Excerpts from a dataset:
-----
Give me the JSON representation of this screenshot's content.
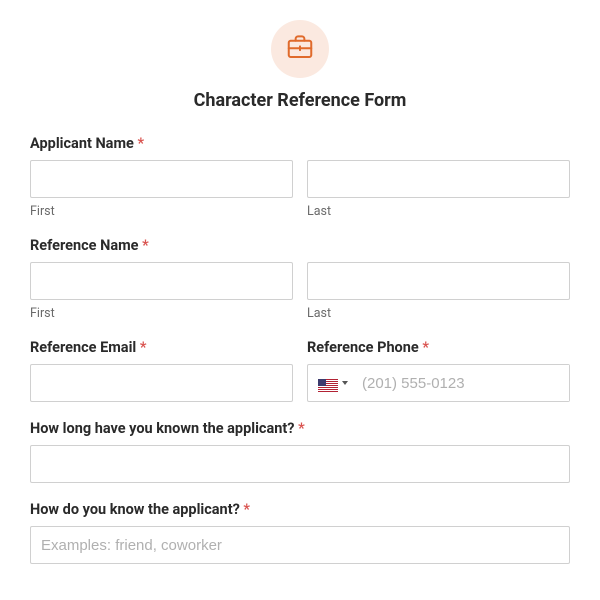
{
  "header": {
    "icon": "briefcase-icon",
    "title": "Character Reference Form"
  },
  "required_mark": "*",
  "fields": {
    "applicant_name": {
      "label": "Applicant Name",
      "first_sub": "First",
      "last_sub": "Last"
    },
    "reference_name": {
      "label": "Reference Name",
      "first_sub": "First",
      "last_sub": "Last"
    },
    "reference_email": {
      "label": "Reference Email"
    },
    "reference_phone": {
      "label": "Reference Phone",
      "placeholder": "(201) 555-0123",
      "country": "US"
    },
    "how_long": {
      "label": "How long have you known the applicant?"
    },
    "how_know": {
      "label": "How do you know the applicant?",
      "placeholder": "Examples: friend, coworker"
    }
  }
}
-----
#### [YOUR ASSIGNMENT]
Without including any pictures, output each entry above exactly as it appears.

#### [OUTPUT FOR THIS EXERCISE]
Give me the JSON representation of this screenshot's content.
{
  "header": {
    "icon": "briefcase-icon",
    "title": "Character Reference Form"
  },
  "required_mark": "*",
  "fields": {
    "applicant_name": {
      "label": "Applicant Name",
      "first_sub": "First",
      "last_sub": "Last"
    },
    "reference_name": {
      "label": "Reference Name",
      "first_sub": "First",
      "last_sub": "Last"
    },
    "reference_email": {
      "label": "Reference Email"
    },
    "reference_phone": {
      "label": "Reference Phone",
      "placeholder": "(201) 555-0123",
      "country": "US"
    },
    "how_long": {
      "label": "How long have you known the applicant?"
    },
    "how_know": {
      "label": "How do you know the applicant?",
      "placeholder": "Examples: friend, coworker"
    }
  }
}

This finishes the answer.